↓↓↓

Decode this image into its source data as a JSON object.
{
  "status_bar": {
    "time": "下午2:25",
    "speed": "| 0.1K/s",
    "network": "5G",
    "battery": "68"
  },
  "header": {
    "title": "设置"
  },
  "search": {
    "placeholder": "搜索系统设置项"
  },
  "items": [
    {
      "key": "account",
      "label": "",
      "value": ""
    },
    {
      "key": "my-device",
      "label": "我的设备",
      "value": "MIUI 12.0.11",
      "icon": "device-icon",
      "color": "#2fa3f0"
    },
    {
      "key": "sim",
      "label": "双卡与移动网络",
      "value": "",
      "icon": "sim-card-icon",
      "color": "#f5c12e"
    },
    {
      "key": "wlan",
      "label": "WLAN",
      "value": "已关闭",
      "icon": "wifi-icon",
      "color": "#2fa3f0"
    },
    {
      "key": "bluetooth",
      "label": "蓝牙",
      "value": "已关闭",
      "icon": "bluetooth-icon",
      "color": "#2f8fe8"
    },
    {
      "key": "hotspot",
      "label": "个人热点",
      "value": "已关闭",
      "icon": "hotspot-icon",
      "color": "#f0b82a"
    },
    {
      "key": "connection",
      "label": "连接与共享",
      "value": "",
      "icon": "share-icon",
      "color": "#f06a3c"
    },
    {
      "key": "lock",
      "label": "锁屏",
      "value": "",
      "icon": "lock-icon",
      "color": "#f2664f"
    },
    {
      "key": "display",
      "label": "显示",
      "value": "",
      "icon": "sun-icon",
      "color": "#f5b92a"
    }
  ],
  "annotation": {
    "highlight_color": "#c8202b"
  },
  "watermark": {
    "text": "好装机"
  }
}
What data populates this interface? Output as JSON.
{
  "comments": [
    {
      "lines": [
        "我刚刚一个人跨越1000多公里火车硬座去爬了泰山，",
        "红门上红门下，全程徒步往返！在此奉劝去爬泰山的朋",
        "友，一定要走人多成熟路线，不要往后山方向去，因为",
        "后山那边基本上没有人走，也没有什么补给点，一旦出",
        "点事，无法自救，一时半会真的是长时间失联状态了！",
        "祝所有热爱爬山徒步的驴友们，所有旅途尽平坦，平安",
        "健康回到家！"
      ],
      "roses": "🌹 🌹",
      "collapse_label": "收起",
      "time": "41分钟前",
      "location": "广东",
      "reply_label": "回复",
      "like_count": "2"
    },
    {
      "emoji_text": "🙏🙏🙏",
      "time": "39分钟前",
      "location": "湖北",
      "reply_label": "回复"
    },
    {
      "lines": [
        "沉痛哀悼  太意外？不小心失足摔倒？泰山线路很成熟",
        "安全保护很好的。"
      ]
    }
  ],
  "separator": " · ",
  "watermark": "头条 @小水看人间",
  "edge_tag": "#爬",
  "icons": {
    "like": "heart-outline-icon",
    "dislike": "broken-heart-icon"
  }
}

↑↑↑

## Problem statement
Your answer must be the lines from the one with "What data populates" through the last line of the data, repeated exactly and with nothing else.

## Answer to this problem
What data populates this interface? Output as JSON.
{
  "comments": [
    {
      "lines": [
        "我刚刚一个人跨越1000多公里火车硬座去爬了泰山，",
        "红门上红门下，全程徒步往返！在此奉劝去爬泰山的朋",
        "友，一定要走人多成熟路线，不要往后山方向去，因为",
        "后山那边基本上没有人走，也没有什么补给点，一旦出",
        "点事，无法自救，一时半会真的是长时间失联状态了！",
        "祝所有热爱爬山徒步的驴友们，所有旅途尽平坦，平安",
        "健康回到家！"
      ],
      "roses": "🌹 🌹",
      "collapse_label": "收起",
      "time": "41分钟前",
      "location": "广东",
      "reply_label": "回复",
      "like_count": "2"
    },
    {
      "emoji_text": "🙏🙏🙏",
      "time": "39分钟前",
      "location": "湖北",
      "reply_label": "回复"
    },
    {
      "lines": [
        "沉痛哀悼  太意外？不小心失足摔倒？泰山线路很成熟",
        "安全保护很好的。"
      ]
    }
  ],
  "separator": " · ",
  "watermark": "头条 @小水看人间",
  "edge_tag": "#爬",
  "icons": {
    "like": "heart-outline-icon",
    "dislike": "broken-heart-icon"
  }
}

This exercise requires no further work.